■ Stored data:
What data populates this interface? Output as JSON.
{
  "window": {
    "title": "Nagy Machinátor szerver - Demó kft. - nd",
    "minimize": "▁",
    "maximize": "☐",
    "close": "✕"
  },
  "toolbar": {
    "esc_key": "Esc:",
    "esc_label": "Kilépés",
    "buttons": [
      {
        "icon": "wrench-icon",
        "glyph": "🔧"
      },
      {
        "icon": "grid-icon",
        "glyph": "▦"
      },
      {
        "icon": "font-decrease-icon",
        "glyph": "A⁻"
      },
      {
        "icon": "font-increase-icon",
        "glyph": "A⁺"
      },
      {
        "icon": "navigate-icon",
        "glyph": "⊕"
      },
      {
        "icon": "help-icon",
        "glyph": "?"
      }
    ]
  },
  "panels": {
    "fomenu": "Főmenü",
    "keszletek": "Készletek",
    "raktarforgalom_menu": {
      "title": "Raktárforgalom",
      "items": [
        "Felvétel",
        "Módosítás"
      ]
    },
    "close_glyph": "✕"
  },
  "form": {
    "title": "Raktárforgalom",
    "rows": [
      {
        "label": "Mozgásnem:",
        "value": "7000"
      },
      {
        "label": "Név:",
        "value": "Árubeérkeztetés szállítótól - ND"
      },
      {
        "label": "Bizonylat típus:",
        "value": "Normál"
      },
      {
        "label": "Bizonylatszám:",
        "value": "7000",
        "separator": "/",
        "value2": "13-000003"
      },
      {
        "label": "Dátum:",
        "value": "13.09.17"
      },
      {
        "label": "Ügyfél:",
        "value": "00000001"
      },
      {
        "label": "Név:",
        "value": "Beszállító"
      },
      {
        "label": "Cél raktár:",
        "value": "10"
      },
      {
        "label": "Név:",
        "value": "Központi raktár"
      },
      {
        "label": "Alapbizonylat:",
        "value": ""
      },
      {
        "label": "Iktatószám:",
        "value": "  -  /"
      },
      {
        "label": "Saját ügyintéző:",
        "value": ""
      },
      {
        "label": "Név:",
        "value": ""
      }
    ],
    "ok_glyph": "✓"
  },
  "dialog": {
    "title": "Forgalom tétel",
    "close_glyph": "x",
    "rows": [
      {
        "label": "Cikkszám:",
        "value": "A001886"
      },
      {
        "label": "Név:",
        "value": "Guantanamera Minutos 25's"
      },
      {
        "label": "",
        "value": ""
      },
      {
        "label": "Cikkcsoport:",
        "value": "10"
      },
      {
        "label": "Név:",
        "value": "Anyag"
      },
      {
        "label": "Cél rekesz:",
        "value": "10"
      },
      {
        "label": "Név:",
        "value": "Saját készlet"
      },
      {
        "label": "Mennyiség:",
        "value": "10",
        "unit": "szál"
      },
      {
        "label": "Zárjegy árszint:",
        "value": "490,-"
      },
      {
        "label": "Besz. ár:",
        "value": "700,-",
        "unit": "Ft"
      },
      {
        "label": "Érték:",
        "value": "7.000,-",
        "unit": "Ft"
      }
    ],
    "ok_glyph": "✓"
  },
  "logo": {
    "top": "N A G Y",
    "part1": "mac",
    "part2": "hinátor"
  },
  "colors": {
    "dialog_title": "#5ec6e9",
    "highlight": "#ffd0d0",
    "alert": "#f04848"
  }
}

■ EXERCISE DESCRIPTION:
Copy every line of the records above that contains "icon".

■ RESPONSE TO THE TASK:
        "icon": "wrench-icon",
        "icon": "grid-icon",
        "icon": "font-decrease-icon",
        "icon": "font-increase-icon",
        "icon": "navigate-icon",
        "icon": "help-icon",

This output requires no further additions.